Data records:
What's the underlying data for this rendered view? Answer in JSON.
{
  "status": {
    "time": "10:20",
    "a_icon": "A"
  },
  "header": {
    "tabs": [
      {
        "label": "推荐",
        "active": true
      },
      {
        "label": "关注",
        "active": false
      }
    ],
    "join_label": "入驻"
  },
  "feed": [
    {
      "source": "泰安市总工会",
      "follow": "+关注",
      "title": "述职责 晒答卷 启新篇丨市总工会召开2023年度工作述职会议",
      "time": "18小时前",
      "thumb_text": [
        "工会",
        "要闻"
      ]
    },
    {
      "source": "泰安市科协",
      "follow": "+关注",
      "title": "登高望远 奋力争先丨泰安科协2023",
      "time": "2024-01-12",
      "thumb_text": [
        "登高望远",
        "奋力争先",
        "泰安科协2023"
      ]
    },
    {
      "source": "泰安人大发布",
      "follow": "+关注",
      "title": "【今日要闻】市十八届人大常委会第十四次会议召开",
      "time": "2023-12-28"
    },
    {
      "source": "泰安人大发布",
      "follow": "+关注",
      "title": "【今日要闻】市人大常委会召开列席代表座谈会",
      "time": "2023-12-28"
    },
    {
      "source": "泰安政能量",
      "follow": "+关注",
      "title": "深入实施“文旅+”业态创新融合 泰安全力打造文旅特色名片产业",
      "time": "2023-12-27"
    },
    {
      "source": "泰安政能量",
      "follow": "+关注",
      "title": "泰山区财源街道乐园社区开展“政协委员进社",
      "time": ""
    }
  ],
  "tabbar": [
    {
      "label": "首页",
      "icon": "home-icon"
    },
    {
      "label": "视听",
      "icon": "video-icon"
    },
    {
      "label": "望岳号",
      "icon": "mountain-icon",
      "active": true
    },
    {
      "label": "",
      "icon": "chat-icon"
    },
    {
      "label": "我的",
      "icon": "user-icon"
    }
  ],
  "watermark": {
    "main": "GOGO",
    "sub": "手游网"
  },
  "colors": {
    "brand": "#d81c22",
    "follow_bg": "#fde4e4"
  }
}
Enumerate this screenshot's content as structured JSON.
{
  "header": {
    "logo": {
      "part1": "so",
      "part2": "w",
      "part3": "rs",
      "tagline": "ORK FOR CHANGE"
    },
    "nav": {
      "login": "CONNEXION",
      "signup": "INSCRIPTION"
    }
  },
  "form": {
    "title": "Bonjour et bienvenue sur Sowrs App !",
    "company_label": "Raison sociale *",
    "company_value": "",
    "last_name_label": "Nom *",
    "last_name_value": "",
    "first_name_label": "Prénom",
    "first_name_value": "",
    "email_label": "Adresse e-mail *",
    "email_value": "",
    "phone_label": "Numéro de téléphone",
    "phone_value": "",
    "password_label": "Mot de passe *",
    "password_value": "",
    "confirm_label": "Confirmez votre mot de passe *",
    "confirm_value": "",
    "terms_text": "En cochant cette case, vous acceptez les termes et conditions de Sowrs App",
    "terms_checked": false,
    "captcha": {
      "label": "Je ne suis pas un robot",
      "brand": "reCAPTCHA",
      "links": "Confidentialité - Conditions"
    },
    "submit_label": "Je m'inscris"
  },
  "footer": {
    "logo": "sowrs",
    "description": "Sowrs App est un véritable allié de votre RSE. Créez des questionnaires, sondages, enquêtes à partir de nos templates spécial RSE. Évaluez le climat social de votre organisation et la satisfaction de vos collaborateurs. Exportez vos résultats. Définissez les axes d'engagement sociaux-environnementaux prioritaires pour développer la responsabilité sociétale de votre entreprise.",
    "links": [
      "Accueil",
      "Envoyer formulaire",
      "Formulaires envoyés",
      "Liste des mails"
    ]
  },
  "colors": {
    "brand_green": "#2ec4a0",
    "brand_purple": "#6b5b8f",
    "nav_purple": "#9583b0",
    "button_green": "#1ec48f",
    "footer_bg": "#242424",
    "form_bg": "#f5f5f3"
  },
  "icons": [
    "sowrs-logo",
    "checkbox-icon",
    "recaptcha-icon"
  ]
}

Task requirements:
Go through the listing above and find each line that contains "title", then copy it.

Answer space:
      "title": "述职责 晒答卷 启新篇丨市总工会召开2023年度工作述职会议",
      "title": "登高望远 奋力争先丨泰安科协2023",
      "title": "【今日要闻】市十八届人大常委会第十四次会议召开",
      "title": "【今日要闻】市人大常委会召开列席代表座谈会",
      "title": "深入实施“文旅+”业态创新融合 泰安全力打造文旅特色名片产业",
      "title": "泰山区财源街道乐园社区开展“政协委员进社",
    "title": "Bonjour et bienvenue sur Sowrs App !",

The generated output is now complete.